Keaveny admits it can be difficult to measure the success of sponsorship but she will be looking for a growth in sales and that the campaign helps the brand reach new audiences.
If you want to inspire future generations they need to see their role models, they need to say ‘that’s me and I can do that’.
Katharine Newby-Grant, P&G
“It’s really difficult to isolate what sponsorships or partnerships actually deliver for a brand. It really comes down to how good the idea is and how well you execute that partnership,” Keaveny explains.
“But success is a key brand metric: did we grow sales? Did we bring new people to the brand? And how effective and efficient is our advertising?”
Newby-Grant highlights that, as a brand, Head & Shoulders strives to instill confidence in men and women through its core messaging, which is something she believes aligns well with sports people who are consistently in the spotlight.
Similarly at Boots, the brand will draw on that notion of building confidence and Normoyle is adamant its partnership with the FA will extend well beyond the summer.

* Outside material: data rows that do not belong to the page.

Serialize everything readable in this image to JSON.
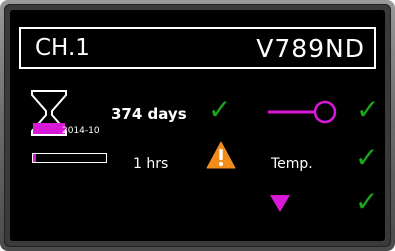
{
  "header": {
    "channel": "CH.1",
    "device_id": "V789ND"
  },
  "hourglass": {
    "date": "2014-10"
  },
  "status": {
    "days_text": "374 days",
    "hrs_text": "1 hrs",
    "temp_label": "Temp.",
    "progress_fraction": 0.04
  },
  "icons": {
    "check_glyph": "✓",
    "hourglass": "hourglass-icon",
    "warning": "warning-icon",
    "sensor": "sensor-probe-icon",
    "arrow": "arrow-down-icon"
  },
  "colors": {
    "accent_magenta": "#d81ad8",
    "ok_green": "#1aa81a",
    "warning_orange": "#f28c1a",
    "screen_bg": "#000000"
  }
}
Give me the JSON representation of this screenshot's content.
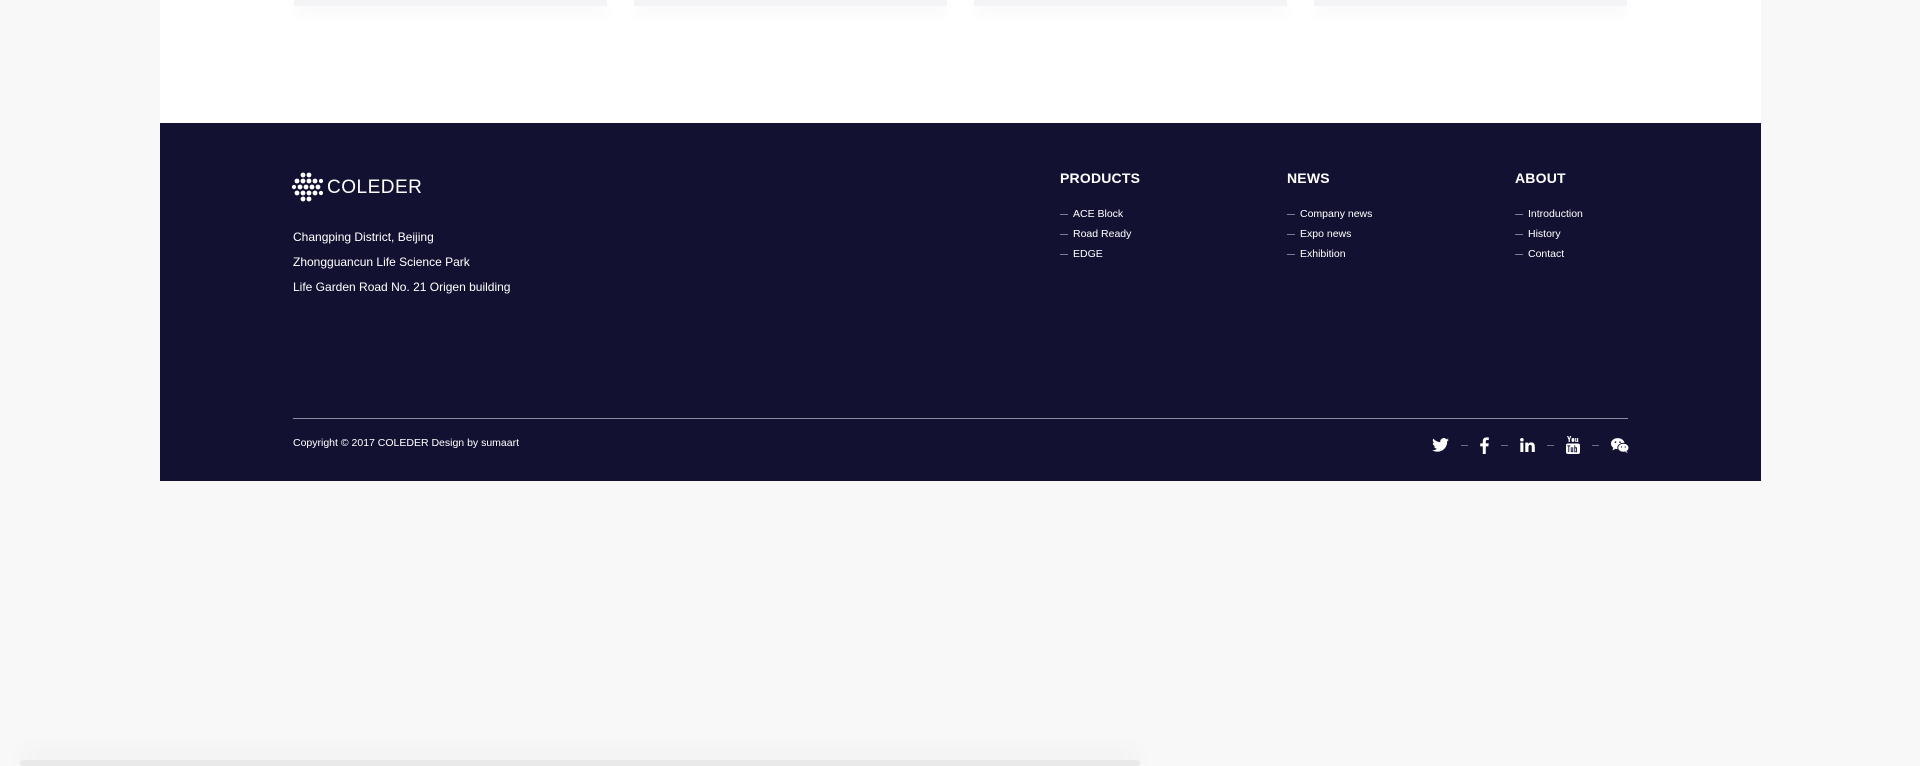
{
  "brand": {
    "name": "COLEDER"
  },
  "address": {
    "lines": [
      "Changping District, Beijing",
      "Zhongguancun Life Science Park",
      "Life Garden Road No. 21 Origen building"
    ]
  },
  "columns": [
    {
      "title": "PRODUCTS",
      "items": [
        "ACE Block",
        "Road Ready",
        "EDGE"
      ]
    },
    {
      "title": "NEWS",
      "items": [
        "Company news",
        "Expo news",
        "Exhibition"
      ]
    },
    {
      "title": "ABOUT",
      "items": [
        "Introduction",
        "History",
        "Contact"
      ]
    }
  ],
  "copyright": "Copyright © 2017 COLEDER Design by sumaart",
  "social": {
    "icons": [
      "twitter-icon",
      "facebook-icon",
      "linkedin-icon",
      "youtube-icon",
      "wechat-icon"
    ]
  },
  "colors": {
    "footer_bg": "#131131",
    "page_bg": "#f8f8f8",
    "text": "#ffffff"
  }
}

“It’s not just about the World Cup next month. This is a three-year partnership so we’ll be working very closely with the FA to work out what can we do in each country to really bring this partnership to life over the next three years,” she says.
It’s clear the key challenge for FIFA and other global governing bodies is to grow the game in a way that entices brands willing to commit to providing a platform for female football beyond major events. And while it might be a long way from matching the men’s game on a commercial level, small steps breed change.